One of the most beautiful places I have visited in the world is the ancient coastal town of Lamu in eastern Africa upon the Indian Ocean. I could feel the presence in Lamu of centuries of history.
The Swahili Coastal Culture
It is fascinating to learn about the Swahili customs and culture that are borne out of the intermarriage of local tribal culture and Arab traders and travelers from the Middle East.
In the gullies and backstreets of old Lamu, you can both see and smell the colorful culture:
From the flowing robes and dresses of the Swahili people in these portrait photographs to the fragrances of incense and jasmine blossoms, the potent aroma of ginger and coves, the tangy scent of tamarind seeds, and the sweet wafts of fresh halva being made before it is sown and wrapped into reed rusks – all of these fill the senses and transport you to a bygone time.
The Reed Weavers
I visited the local village of Kipungani to observe the reed weavers of this village weave prolific mats and baskets. There was such a sense of community in this small village where everyone knew each other well and the women seemed to be the stability and support of the village.
The Spice Market

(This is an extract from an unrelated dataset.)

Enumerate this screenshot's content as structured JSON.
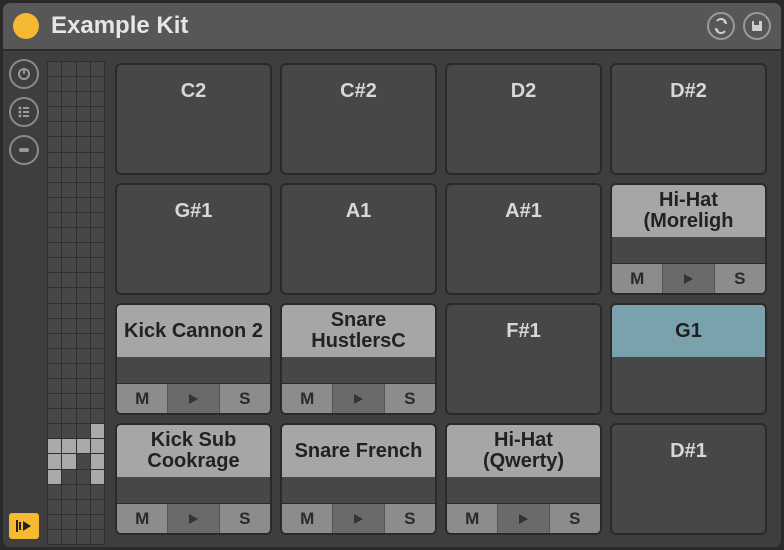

The spices at the market are a feast of color and fragrances that just floods the senses. We also tasted so many of these spices in various foods as well as in the local tea which often has cloves or ginger. Adjoining the spice market was the local fish market accompanied by the chatter and banter of haggling vendors and buyers of the daily catch on the local dhows.
Mosque Prayer Time in Old Lamu
Early mornings in Lamu, well before the sunrise, Karim and I would hear the first morning prayer calls in a clear and resonantly robust voice from the tapered turrets of the old mosque.
Throughout the day, these lyrical and beautiful prayers would be recited during the prayer times.
Omar, our guide, who is very devout, would excuse himself for prayer time, after ensuring that he had arranged an activity for us to preoccupy ourselves.
There is such serenity and peace at prayer time and the glowing expressions of the young children as they leave or enter the mosques speaks volumes. The doors of the mosques are magnificent demonstrations of artisanship, a tradition that goes back centuries in Lamu.
Artistry and Artisanship of Arab Doorways
The magnificent doors take such skill and artistry and are simply breathtaking both in their timeless beauty and their glowing pride of craftsmanship. They truly are a patient labor of love.
The presence of these Arab and Swahili doors is illuminated with such thoughtful texture and tone.
There is the deep, dark and rich mahogany texture of the traditional doors, contrasted with some doors made of lighter woods and painted in vibrant primary pastel colors.
The walls in which these doors are embedded also vary and contrast: from smoothly smeared and pasted mud and clay colored walls, to traditional stone masonry walls to the gritty and grainy seaside coral walls which are rich in deep patterns and dancing shadows.
The artisan door makers of Lamu were busy at work when we visited them. They showed us the various tools that they use to craft and carve the intricate designs which are part of a long-held tradition of guildsman-ship that is passed down from father to son through the generations.
When we think of a doorway as a ‘portal’ a purview into a new perspective and venue, then that portal comes with an expectation and a promise, when it stands so majestically and is created with such care and craftsmanship. Omar, our guide, who was very devout, would excuse himself for prayer time, after ensuring that he had arranged an activity for us to preoccupy ourselves.
There is such serenity and peace at prayer time and the glowing expressions of the young children as they leave or enter the mosques speaks volumes.
The doors of the mosques are magnificent demonstrations of craftsmanship and artisanship, a tradition that goes back centuries and a source of great pride.
Visiting the Tate Britain in London after Lamu
This watercolor painting by British painter John Griffiths (1838-1918) is entitled ‘A Sannyasi’.
This was my favorite painting during Karim and my visit to the Tate Britain gallery.
It is difficult enough to work with watercolors because, if you make a mistake, watercolor – as opposed to oil painting – is unforgiving… You cannot effectively correct a mistake once it is made.
Moreover, the fact that this painting retains its vibrancy and clarity after almost 200 years, makes this painting exceptional, in my view.
Finally, I would say that the relevancy of this painting is another lovely quality…
This could easily be a contemporary painting of a man outside a mosque or temple in Lamu.